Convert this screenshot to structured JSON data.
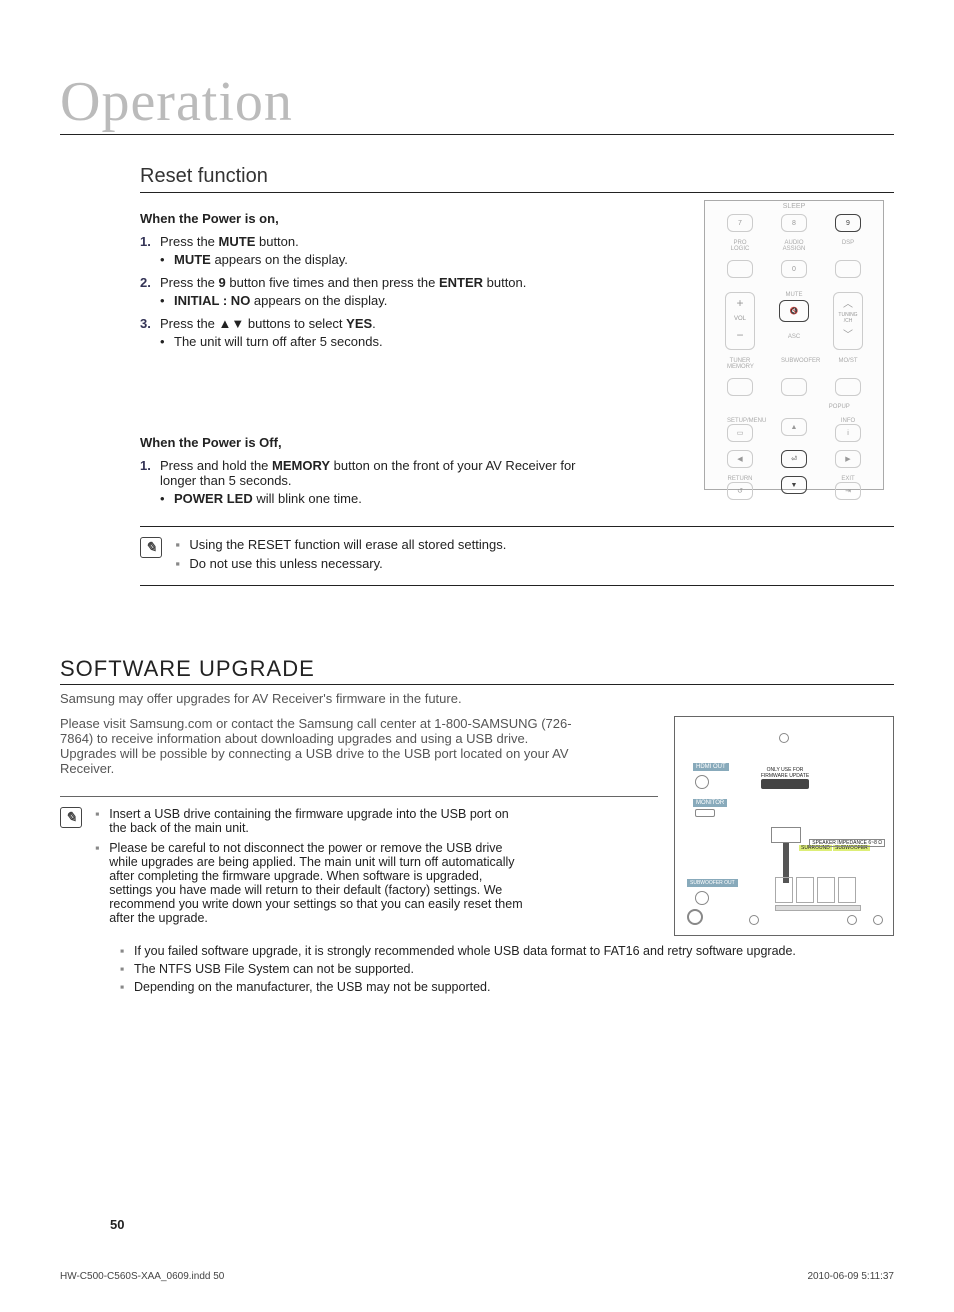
{
  "chapter": "Operation",
  "reset": {
    "heading": "Reset function",
    "power_on_label": "When the Power is on,",
    "s1_pre": "Press the ",
    "s1_b": "MUTE",
    "s1_post": " button.",
    "s1_sub_b": "MUTE",
    "s1_sub_post": " appears on the display.",
    "s2_pre": "Press the ",
    "s2_b1": "9",
    "s2_mid": " button five times and then press the ",
    "s2_b2": "ENTER",
    "s2_post": " button.",
    "s2_sub_b": "INITIAL : NO",
    "s2_sub_post": " appears on the display.",
    "s3_pre": "Press the ▲▼ buttons to select ",
    "s3_b": "YES",
    "s3_post": ".",
    "s3_sub": "The unit will turn off after 5 seconds.",
    "power_off_label": "When the Power is Off,",
    "off1_pre": "Press and hold the ",
    "off1_b": "MEMORY",
    "off1_post": " button on the front of your AV Receiver for longer than 5 seconds.",
    "off1_sub_b": "POWER LED",
    "off1_sub_post": " will blink one time.",
    "note1": "Using the RESET function will erase all stored settings.",
    "note2": "Do not use this unless necessary."
  },
  "upgrade": {
    "heading": "SOFTWARE UPGRADE",
    "p1": "Samsung may offer upgrades for AV Receiver's firmware in the future.",
    "p2": "Please visit Samsung.com or contact the Samsung call center at 1-800-SAMSUNG (726-7864) to receive information about downloading upgrades and using a USB drive. Upgrades will be possible by connecting a USB drive to the USB port located on your AV Receiver.",
    "n1": "Insert a USB drive containing the firmware upgrade into the USB port on the back of the main unit.",
    "n2": "Please be careful to not disconnect the power or remove the USB drive while upgrades are being applied. The main unit will turn off automatically after completing the firmware upgrade. When software is upgraded, settings you have made will return to their default (factory) settings. We recommend you write down your settings so that you can easily reset them after the upgrade.",
    "n3": "If you failed software upgrade, it is strongly recommended whole USB data format to FAT16 and retry software upgrade.",
    "n4": "The NTFS USB File System can not be supported.",
    "n5": "Depending on the manufacturer, the USB may not be supported."
  },
  "remote": {
    "sleep": "SLEEP",
    "b7": "7",
    "b8": "8",
    "b9": "9",
    "b0": "0",
    "prologic": "PRO LOGIC",
    "audioassign": "AUDIO ASSIGN",
    "dsp": "DSP",
    "mute": "MUTE",
    "vol": "VOL",
    "tuning": "TUNING /CH",
    "asc": "ASC",
    "tunermem": "TUNER MEMORY",
    "subwoofer": "SUBWOOFER",
    "mo": "MO/ST",
    "popup": "POPUP",
    "setup": "SETUP/MENU",
    "info": "INFO",
    "return": "RETURN",
    "exit": "EXIT"
  },
  "diagram": {
    "usb_label": "ONLY USE FOR FIRMWARE UPDATE",
    "hdmi": "HDMI OUT",
    "monitor": "MONITOR",
    "surround": "SURROUND",
    "subw": "SUBWOOFER",
    "subout": "SUBWOOFER OUT",
    "speaker": "SPEAKER IMPEDANCE 6~8 Ω"
  },
  "footer": {
    "page": "50",
    "file": "HW-C500-C560S-XAA_0609.indd   50",
    "date": "2010-06-09    5:11:37"
  }
}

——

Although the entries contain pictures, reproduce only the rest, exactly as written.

■ WRITTEN REPLY ■
Convert this screenshot to structured JSON data.
{
  "chapter": "Operation",
  "reset": {
    "heading": "Reset function",
    "power_on_label": "When the Power is on,",
    "s1_pre": "Press the ",
    "s1_b": "MUTE",
    "s1_post": " button.",
    "s1_sub_b": "MUTE",
    "s1_sub_post": " appears on the display.",
    "s2_pre": "Press the ",
    "s2_b1": "9",
    "s2_mid": " button five times and then press the ",
    "s2_b2": "ENTER",
    "s2_post": " button.",
    "s2_sub_b": "INITIAL : NO",
    "s2_sub_post": " appears on the display.",
    "s3_pre": "Press the ▲▼ buttons to select ",
    "s3_b": "YES",
    "s3_post": ".",
    "s3_sub": "The unit will turn off after 5 seconds.",
    "power_off_label": "When the Power is Off,",
    "off1_pre": "Press and hold the ",
    "off1_b": "MEMORY",
    "off1_post": " button on the front of your AV Receiver for longer than 5 seconds.",
    "off1_sub_b": "POWER LED",
    "off1_sub_post": " will blink one time.",
    "note1": "Using the RESET function will erase all stored settings.",
    "note2": "Do not use this unless necessary."
  },
  "upgrade": {
    "heading": "SOFTWARE UPGRADE",
    "p1": "Samsung may offer upgrades for AV Receiver's firmware in the future.",
    "p2": "Please visit Samsung.com or contact the Samsung call center at 1-800-SAMSUNG (726-7864) to receive information about downloading upgrades and using a USB drive. Upgrades will be possible by connecting a USB drive to the USB port located on your AV Receiver.",
    "n1": "Insert a USB drive containing the firmware upgrade into the USB port on the back of the main unit.",
    "n2": "Please be careful to not disconnect the power or remove the USB drive while upgrades are being applied. The main unit will turn off automatically after completing the firmware upgrade. When software is upgraded, settings you have made will return to their default (factory) settings. We recommend you write down your settings so that you can easily reset them after the upgrade.",
    "n3": "If you failed software upgrade, it is strongly recommended whole USB data format to FAT16 and retry software upgrade.",
    "n4": "The NTFS USB File System can not be supported.",
    "n5": "Depending on the manufacturer, the USB may not be supported."
  },
  "remote": {
    "sleep": "SLEEP",
    "b7": "7",
    "b8": "8",
    "b9": "9",
    "b0": "0",
    "prologic": "PRO LOGIC",
    "audioassign": "AUDIO ASSIGN",
    "dsp": "DSP",
    "mute": "MUTE",
    "vol": "VOL",
    "tuning": "TUNING /CH",
    "asc": "ASC",
    "tunermem": "TUNER MEMORY",
    "subwoofer": "SUBWOOFER",
    "mo": "MO/ST",
    "popup": "POPUP",
    "setup": "SETUP/MENU",
    "info": "INFO",
    "return": "RETURN",
    "exit": "EXIT"
  },
  "diagram": {
    "usb_label": "ONLY USE FOR FIRMWARE UPDATE",
    "hdmi": "HDMI OUT",
    "monitor": "MONITOR",
    "surround": "SURROUND",
    "subw": "SUBWOOFER",
    "subout": "SUBWOOFER OUT",
    "speaker": "SPEAKER IMPEDANCE 6~8 Ω"
  },
  "footer": {
    "page": "50",
    "file": "HW-C500-C560S-XAA_0609.indd   50",
    "date": "2010-06-09    5:11:37"
  }
}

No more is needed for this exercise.